On the 25th of May 2023, strange posters started appearing on the public bicycles of Paris. “What if you had let them live?” it said, above drawings of growing foetuses. The heinous campaign was claimed by a far-right group. More than three decades after the legalization of abortion in France, the backlash is still on. Coined by the feminist scholar Susan Faludi, a backlash is a vehement countermovement intervening after a major advance of women rights. But what happens when a backlash can’t even occur because reproductive rights are not guaranteed? What occurs when anti-abortion groups are allocated power and resources, and when the state doesn’t protect women and girls in need? This problem is confronted in Lillah Halla’s first long-feature, Power Alley (Levante, 2023). But rather than a fatalist observation, it’s a non-violent call to arms, where minorities find meaning in passion and solidarity.
Her protagonist, Sofia, is what Emerald Fennell would call a “promising young woman”. She is seventeen, the rising star of her inclusive volley team, and pregnant, a deeply unsettling fact revealed at the beginning of the movie. But a moral dilemma’s excluded; she wants to abort, in a right-wing country where abortion is prohibited. She shares this fate with Anne Duchesne, the heroine of Audrey Diwan’s Happening (L’événement, 2021) which takes place in France before the legalization. However, Duchesne’s beautifully crafted story is cantered on finding a way to end the pregnancy at all costs.
Sofia is about discovering herself and building a community that’ll support her no matter what. An adequate way to tie a political stance with the coming-of-age genre, where young people learn to grow, define their identity, and find love and friendship. Despite its heavy topic, Power Alley displays beautiful scenes between Sofia and her crush, her friends, and what sports means to them.
The volleyball team is a space of amusement, fellowship but also resistance to gender normative codes and the narrow expectations of society. It’s also a pretext to film all shaped and size bodies one’s not used seeing on screen. From Sofia’s pregnancy to a player of the team wearing a period blood mask, including another scene where a trans woman does her injection of hormones; Lillah Halla desacralizes the flesh.
Nonetheless, the film is steeped in tension, notably induced by an anti-abortion clinic harassing Sofia and her loved ones. There’s no shying around about the damages of those activists, and peer-pressure.
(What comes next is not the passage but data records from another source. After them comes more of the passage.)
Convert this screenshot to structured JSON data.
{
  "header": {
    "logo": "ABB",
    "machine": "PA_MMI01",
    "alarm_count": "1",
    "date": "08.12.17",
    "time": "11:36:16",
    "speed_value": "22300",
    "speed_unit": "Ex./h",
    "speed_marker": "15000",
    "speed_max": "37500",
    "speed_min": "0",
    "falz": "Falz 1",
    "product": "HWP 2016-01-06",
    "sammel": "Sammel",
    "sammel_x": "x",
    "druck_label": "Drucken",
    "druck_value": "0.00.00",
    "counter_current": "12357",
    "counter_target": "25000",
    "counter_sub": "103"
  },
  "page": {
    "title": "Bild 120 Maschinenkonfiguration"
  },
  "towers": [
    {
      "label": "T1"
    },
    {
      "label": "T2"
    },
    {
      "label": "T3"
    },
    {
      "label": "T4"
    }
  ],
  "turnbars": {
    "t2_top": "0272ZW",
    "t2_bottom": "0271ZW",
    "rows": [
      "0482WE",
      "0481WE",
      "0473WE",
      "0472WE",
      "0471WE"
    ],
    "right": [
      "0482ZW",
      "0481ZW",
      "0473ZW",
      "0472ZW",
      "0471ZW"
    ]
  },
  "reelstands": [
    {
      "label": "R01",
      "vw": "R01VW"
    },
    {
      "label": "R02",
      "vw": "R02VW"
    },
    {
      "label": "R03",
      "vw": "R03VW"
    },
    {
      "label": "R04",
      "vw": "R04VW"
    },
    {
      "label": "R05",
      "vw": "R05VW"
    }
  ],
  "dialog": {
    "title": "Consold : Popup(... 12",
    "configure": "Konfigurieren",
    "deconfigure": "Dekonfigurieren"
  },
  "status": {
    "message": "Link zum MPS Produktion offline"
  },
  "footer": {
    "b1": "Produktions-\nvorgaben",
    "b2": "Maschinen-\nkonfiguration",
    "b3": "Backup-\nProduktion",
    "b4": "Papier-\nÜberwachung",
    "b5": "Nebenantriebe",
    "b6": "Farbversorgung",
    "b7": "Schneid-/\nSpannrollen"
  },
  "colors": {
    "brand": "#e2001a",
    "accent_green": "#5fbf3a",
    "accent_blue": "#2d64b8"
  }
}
No shying around either to point out the contradictions of a movement that calls itself “pro-life” while hurting and threatening women and teenagers already endangered by their condition.
Luiz Inacio Lula da Silva’s government has recently decided that Brazil won’t be a part of the Geneva Consensus Declaration anymore, a coalition opposed to the United Nations’ Universal Declaration of Human Rights guaranteeing the right to abortion. While Power Alley ends on a joyful note, its subversive tone will be remembered. The atrocities perpetrated in the name of life didn’t kill Sofia’s spirits, it consolidated her desire to be part of the social struggle. Just like women and girls will still get abortions under a prohibitive state, feminists will still make their voices heard, no matter the violence or intimidation. A thing to remember as reproductive rights are still threatened throughout the world.
Edited by Rita Di Santo
© FIPRESCI 2023